SA Wine Harvest 2018: Big challenges in the vineyard, big surprises in the cellar

Wine grape producers and cellars in South Africa are positive about the quality of wines from the 2018 harvest, despite challenging conditions resulting in one of the smallest crops in more than a decade.

According to the wine industry body Vinpro, the 2018 harvest, that is at 1 220 920 tonnes, 15% smaller than in 2017, was initially expected to be even smaller.
“The 2018 harvest season was really challenging, due to a prolonged drought which some believe to be the worst in 100 years, and accompanied by water restrictions and frost damage in some areas,” says Francois Viljoen, manager of Vinpro’s viticultural consultation service.

All regions except the Breedekloof reported a smaller wine grape crop, with the Olifants River region being hit hardest due to a water allocation amounting to only 20% the region’s normal allowance from the Clanwilliam Dam. In addition to water shortages, some vines in the Breedekloof, Worcester and Robertson areas were affected by frost damage in September and October 2017. The Northern Cape region, where water supply was sufficient, also had a decrease in production as vines recovered poorly from frost damage earlier in the season.

The dry weather throughout the season did have its advantages as vines were healthy, with little or no pests and diseases being recorded in most regions.
“The South African wine industry is already very diverse due to the variation in climate and terroir between the respective regions.

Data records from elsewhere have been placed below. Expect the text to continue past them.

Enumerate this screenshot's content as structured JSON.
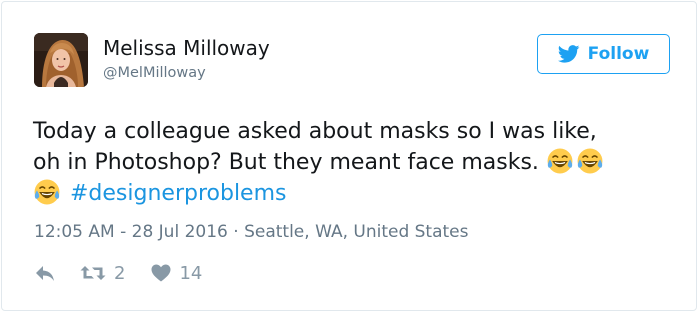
{
  "author": {
    "name": "Melissa Milloway",
    "handle": "@MelMilloway"
  },
  "follow_button": {
    "label": "Follow",
    "icon": "twitter-bird-icon",
    "color": "#1da1f2"
  },
  "tweet": {
    "line1": "Today a colleague asked about masks so I was like,",
    "line2": "oh in Photoshop? But they meant face masks.",
    "hashtag": "#designerproblems",
    "emoji": "face-with-tears-of-joy-icon"
  },
  "meta": {
    "timestamp": "12:05 AM - 28 Jul 2016",
    "separator": "·",
    "location": "Seattle, WA, United States"
  },
  "actions": {
    "reply_icon": "reply-icon",
    "retweet_icon": "retweet-icon",
    "retweet_count": "2",
    "like_icon": "heart-icon",
    "like_count": "14"
  },
  "colors": {
    "text": "#14171a",
    "muted": "#657786",
    "link": "#1b95e0",
    "action": "#8899a6"
  }
}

But this year it was exceptionally difficult to generalise as the conditions would differ significantly from one region, and even one farm, to the next, depending on access to water, the prioritisation of other crops on the farm and how the vineyard was managed to cope with the drought,” said Francois.

The amount of grape bunches looked promising at first, but the berries were much smaller than usual, which affected the total tonnage. “Smaller berries usually have good colour and flavour intensity and this, along with cooler weather during harvest time relieved some pressure on vines and bode well for quality,” says Francois.

“We feel very positive about the prospective quality of the grapes from the 2018 harvest as this is one of the most important issues that we are focusing on as an industry,” says Siobhan Thompson, CEO of Wines of South Africa (Wosa).

South Africa is the eighth biggest wine producer world-wide and produces about 4% of the world’s wine. The wine industry contributes R36 billion to the country’s gross domestic product (GDP) and employs nearly 290 000 people.

Total crop size:

The 2018 wine grape crop is estimated at 1 220 920 tonnes according to South African Wine Industry Information and Systems (Sawis) at the end of April 2018. This is 15% lower than in 2017.

The 2018 wine harvest – juice and concentrate for non-alcoholic purposes, wine for brandy and distilling wine included – is expected to amount to 948.3 million litres, calculated at an average recovery of 777 litres per ton of grapes.